The exhibition features bonnets, socks, beanies and waistcoats – all of which were handmade by the volunteers – with one item of clothing representing each victim of the wreck of the Neva.

The Neva was transporting Irish convict women and children on the way to Sydney and was wrecked off King Island between Victoria and Tasmania.

Only 15 people survived: nine crew members and six convict women.

Flagstaff Hill volunteer Pat Zaunbrecher suggested the idea for the exhibition to her fellow volunteers over a decade ago, and has been working away with her colleagues ever since.

“I read about the Neva and thought that it was so tragic,” she said.

“These women went through their trial, this horrendous journey that they would have been terrified on, then lost their lives in such a sad way.

“People have convict ancestors and they think “wow that’s so good” but they don’t understand what it would have meant for that person, what they went through.”

She said that the volunteers decided to make one item of clothing for each victim to help get across the scale of the disaster, as well as to remind everyone that these were ordinary people.

“With the items we chose to make, they’re such personal items. They’re everyday items and they were everyday people,” Ms Zaunbrecher said.

“That journey coming here was a great leveller. They were literally all in the same boat.”

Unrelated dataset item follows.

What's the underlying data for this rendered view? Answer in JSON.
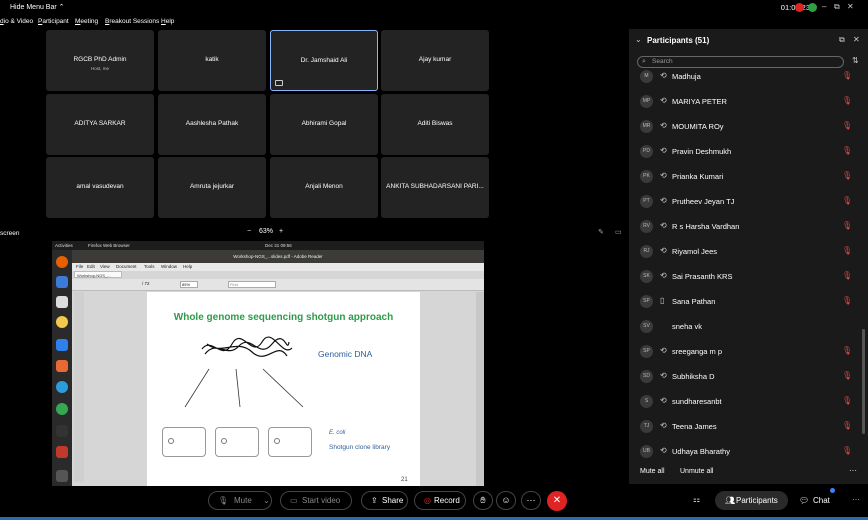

This is the first temporary exhibition at Flagstaff Hill Maritime Village under the stewardship of newly appointed Curator Justin Croft.

Mr Croft said that the Neva is one of the worst disasters in Australian maritime history, but the story isn’t very well known.

“We wanted to introduce temporary exhibitions to help bring some more stories to people’s attention and activate the spaces here in different ways,” he said.

“There are human stories with every shipwreck that are fascinating, but sad at the same time.

“Because it went down so quickly and the area is so treacherous, there hasn’t been any diving to search for the wreck. So if it’s under the sea, it’s still sitting there.”

He said that there was one small positive to come from the disaster, with Margaret Drury, one of the convict survivors, marrying Peter Robinson, a crew member.

“These two survived the shipwreck, and there have been generations who have come after them, some who might know about this story, and some who wouldn’t.”

The exhibition officially opens on May 13 – exactly 187 years after the fateful shipwreck – and runs until July 12.

Flagstaff Hill Maritime Village is home to Australia’s richest collection of shipwreck artefacts and has an average rating of 4.5 out of 5 stars based on over 900 reviews on popular tourism website TripAdvisor.